### Required work:
All that is asked is a faithful reproduction of the entries.

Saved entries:

┏━━

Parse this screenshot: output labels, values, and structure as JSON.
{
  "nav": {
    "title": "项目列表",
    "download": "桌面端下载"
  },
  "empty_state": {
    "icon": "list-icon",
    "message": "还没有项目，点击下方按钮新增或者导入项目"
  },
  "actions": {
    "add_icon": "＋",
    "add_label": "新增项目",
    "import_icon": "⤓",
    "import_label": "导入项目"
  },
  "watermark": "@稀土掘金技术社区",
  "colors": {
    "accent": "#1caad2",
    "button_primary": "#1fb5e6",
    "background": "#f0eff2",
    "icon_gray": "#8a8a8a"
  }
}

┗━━

### Solution for this problem:
Parse this screenshot: output labels, values, and structure as JSON.
{
  "nav": {
    "title": "项目列表",
    "download": "桌面端下载"
  },
  "empty_state": {
    "icon": "list-icon",
    "message": "还没有项目，点击下方按钮新增或者导入项目"
  },
  "actions": {
    "add_icon": "＋",
    "add_label": "新增项目",
    "import_icon": "⤓",
    "import_label": "导入项目"
  },
  "watermark": "@稀土掘金技术社区",
  "colors": {
    "accent": "#1caad2",
    "button_primary": "#1fb5e6",
    "background": "#f0eff2",
    "icon_gray": "#8a8a8a"
  }
}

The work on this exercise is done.